35

My .emacs contains

(setenv "PATH" (concat ".:/usr/texbin:/opt/local/bin" (getenv "PATH")))
(setq exec-path (append exec-path '(".:/usr/texbin:/opt/local/bin")))

(add-to-list 'load-path "/usr/local/share/emacs/site-lisp")
(require 'tex-site)
(load "auctex.el" nil t t)
(load "preview-latex.el" nil t t)

/usr/texbin is where latex/pdflatex/.. are located. /opt/local/bin/ is where gs can be found.

And yet when I run preview-at-point, which apparently needs both latex and gs, I get

Preview-DviPS finished at Thu Dec 22 11:25:46
DviPS sentinel: Searching for program: No such file or directory, gs

which means that latex could be found all right, but not gs.

I am not sure whether setting exec-path is necessary, perhaps PATH is enough, but I've set it as a debugging measure.

Why can emacs not find gs even though the directory it's in is in both PATH and exec-path?

64
0

If you're setting $PATH inside your Emacs, you might well be on OS X. GUI applications are not started via your shell, so they see different environment variables.

Here's a trick which I use to ensure the $PATH inside Emacs is the same one I see if I fire up a terminal (but see "update" below):

(defun set-exec-path-from-shell-PATH ()
  "Set up Emacs' `exec-path' and PATH environment variable to match that used by the user's shell.

This is particularly useful under Mac OSX, where GUI apps are not started from a shell."
  (interactive)
  (let ((path-from-shell (replace-regexp-in-string "[ \t\n]*$" "" (shell-command-to-string "$SHELL --login -i -c 'echo $PATH'"))))
    (setenv "PATH" path-from-shell)
    (setq exec-path (split-string path-from-shell path-separator))))

Then simply call the set-exec-path-from-shell-PATH function, perhaps from your Emacs init file. I keep that code on github, BTW.

Update: this code has now been improved and published as an elisp library called exec-path-from-shell; installable packages are available in MELPA.

| improve this answer | |
  • I am indeed on OSX, and loading PATH and exec-path from the shell would be very nice. Yet string-rtrim is not found (by neither emacs 22 nor 23). Is it your own function? – Calaf Dec 22 '11 at 22:19
  • Ah, yes, it's my own function: I'll edit the answer to fix this. – sanityinc Dec 23 '11 at 8:35
  • 2
    @Calaf The answer had already been updated as promised. I don't get involved with the other stackexchange sites, and the correct home for Emacs questions is a perenially contentious topic, so I'll decline to move the question. – sanityinc May 8 '12 at 18:39
  • 1
    Yes. GUI apps are not launched via your shell, so they don't see any of the shell's environment settings. If you start Emacs by running /Applications/Emacs.app/Contents/MacOS/Emacs from your shell, it will probably see the correct $PATH. OSX uses an environment.plist file to determine the environment vars seen by GUI apps, but my method above avoids the need to edit both that file and .bash_profile. – sanityinc May 17 '12 at 20:23
  • 1
    @Zelphir exec-path-from-shell normally sets eshell-path-env. If you want help, feel free to file an issue on the repo. – sanityinc Feb 13 '18 at 8:40
11
0

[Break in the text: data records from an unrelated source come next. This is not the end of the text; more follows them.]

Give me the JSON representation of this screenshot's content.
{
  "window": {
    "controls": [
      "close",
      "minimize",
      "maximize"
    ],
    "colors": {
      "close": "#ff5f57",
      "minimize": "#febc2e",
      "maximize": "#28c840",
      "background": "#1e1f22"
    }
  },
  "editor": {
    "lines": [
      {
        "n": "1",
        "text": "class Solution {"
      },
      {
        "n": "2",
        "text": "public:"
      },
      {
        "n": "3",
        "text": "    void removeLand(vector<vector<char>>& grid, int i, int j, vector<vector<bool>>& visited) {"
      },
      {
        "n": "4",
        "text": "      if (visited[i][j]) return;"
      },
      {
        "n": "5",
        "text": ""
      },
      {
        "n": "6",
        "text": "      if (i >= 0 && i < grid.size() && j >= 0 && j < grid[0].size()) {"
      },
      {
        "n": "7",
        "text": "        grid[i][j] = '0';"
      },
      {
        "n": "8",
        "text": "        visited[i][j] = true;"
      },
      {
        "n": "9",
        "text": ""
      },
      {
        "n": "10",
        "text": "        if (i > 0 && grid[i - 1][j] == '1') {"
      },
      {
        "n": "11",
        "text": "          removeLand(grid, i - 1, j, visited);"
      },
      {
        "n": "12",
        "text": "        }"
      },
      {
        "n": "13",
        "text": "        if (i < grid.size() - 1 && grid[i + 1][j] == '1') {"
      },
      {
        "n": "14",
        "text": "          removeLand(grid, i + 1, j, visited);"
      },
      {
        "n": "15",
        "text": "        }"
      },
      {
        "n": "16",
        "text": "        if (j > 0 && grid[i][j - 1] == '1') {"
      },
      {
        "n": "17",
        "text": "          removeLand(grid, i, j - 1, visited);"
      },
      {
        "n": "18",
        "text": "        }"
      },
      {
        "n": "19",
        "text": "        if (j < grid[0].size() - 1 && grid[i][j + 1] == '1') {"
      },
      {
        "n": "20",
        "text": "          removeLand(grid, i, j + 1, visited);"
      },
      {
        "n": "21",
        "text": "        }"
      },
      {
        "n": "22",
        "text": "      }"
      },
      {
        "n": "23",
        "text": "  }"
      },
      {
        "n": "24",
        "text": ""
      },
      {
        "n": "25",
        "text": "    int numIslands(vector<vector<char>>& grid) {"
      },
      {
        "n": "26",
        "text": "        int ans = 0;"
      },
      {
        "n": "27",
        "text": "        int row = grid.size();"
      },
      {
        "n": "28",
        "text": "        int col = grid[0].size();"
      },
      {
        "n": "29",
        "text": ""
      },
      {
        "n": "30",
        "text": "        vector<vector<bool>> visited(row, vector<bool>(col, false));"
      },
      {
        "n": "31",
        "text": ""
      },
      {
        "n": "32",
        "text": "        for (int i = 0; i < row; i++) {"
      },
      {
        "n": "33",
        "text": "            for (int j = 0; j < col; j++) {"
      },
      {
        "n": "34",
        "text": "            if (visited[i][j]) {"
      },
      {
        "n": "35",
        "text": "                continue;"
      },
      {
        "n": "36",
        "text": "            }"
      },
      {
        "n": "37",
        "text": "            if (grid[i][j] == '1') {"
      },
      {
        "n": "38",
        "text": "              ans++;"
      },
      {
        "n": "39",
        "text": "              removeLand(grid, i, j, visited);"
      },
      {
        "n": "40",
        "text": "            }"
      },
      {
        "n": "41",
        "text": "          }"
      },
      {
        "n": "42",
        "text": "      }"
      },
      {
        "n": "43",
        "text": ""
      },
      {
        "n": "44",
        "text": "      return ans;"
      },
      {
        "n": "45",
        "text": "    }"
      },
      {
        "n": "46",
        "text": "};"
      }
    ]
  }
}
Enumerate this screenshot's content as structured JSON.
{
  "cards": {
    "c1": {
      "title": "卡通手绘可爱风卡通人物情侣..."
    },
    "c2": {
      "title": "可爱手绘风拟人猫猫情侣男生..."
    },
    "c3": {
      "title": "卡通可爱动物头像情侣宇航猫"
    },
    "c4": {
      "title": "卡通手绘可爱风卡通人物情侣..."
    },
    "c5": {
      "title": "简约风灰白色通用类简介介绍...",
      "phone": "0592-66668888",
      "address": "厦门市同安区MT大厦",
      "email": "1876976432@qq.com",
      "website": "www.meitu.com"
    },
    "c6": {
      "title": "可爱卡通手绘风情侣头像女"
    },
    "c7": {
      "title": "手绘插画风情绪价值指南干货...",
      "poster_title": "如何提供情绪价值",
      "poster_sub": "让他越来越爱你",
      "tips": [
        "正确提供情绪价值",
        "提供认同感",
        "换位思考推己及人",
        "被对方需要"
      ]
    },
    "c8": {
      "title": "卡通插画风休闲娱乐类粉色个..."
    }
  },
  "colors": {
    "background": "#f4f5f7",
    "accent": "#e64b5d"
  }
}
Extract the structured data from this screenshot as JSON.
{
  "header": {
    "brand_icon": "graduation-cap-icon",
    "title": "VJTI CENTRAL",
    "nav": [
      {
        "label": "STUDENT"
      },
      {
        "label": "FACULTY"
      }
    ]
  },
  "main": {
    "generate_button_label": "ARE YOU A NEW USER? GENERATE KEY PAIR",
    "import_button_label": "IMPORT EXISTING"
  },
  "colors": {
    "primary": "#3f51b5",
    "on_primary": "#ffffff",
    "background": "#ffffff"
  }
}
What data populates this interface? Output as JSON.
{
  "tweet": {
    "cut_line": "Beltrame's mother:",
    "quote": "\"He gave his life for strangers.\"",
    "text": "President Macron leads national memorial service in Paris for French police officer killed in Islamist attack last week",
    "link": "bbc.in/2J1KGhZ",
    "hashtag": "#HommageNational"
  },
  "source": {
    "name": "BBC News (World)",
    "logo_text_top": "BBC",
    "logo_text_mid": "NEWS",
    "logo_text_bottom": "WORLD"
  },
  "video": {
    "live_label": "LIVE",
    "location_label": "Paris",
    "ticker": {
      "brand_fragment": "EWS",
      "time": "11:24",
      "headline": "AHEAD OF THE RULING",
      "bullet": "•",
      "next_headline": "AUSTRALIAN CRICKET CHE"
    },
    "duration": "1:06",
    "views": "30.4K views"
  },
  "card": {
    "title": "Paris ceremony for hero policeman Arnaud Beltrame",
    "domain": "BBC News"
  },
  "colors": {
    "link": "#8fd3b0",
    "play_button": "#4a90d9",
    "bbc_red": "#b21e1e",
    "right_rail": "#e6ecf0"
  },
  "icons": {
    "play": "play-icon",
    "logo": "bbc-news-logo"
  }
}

Try replacing the second line with this:

(setq exec-path (append exec-path '("/usr/texbin" "/opt/local/bin")))
| improve this answer | |
  • 1
    That solves the gs problem, but there is now another problem, which seems related to the permissions of the file generated by gs. Let me ask that question separately. – Calaf Dec 22 '11 at 17:19
1
0

I hit a similar problem, but with a correct PATH, including trailing ´:´. It turned out the internal emacs shell program was missing, resulting in a ´Searching for program: No such file or directory´ message. Fixed with

(setq shell-file-name "bash").
| improve this answer | |
-3
0

It appears you're missing a path separator : at the end of your path string.

| improve this answer | |
  • IOW, use ".:/usr/texbin:/opt/local/bin:" (note : at end). – Drew Dec 22 '11 at 16:49
  • After adding a terminating path separator (and restarting emacs) I still get the same error. – Calaf Dec 22 '11 at 16:52
  • No! Exactly don't do this. This is for shell PATH's not for the exec-path variable which is just a list. – Thomas Nov 3 '15 at 9:21

Your Answer

By clicking “Post Your Answer”, you agree to our terms of service, privacy policy and cookie policy

Not the answer you're looking for? Browse other questions tagged or ask your own question.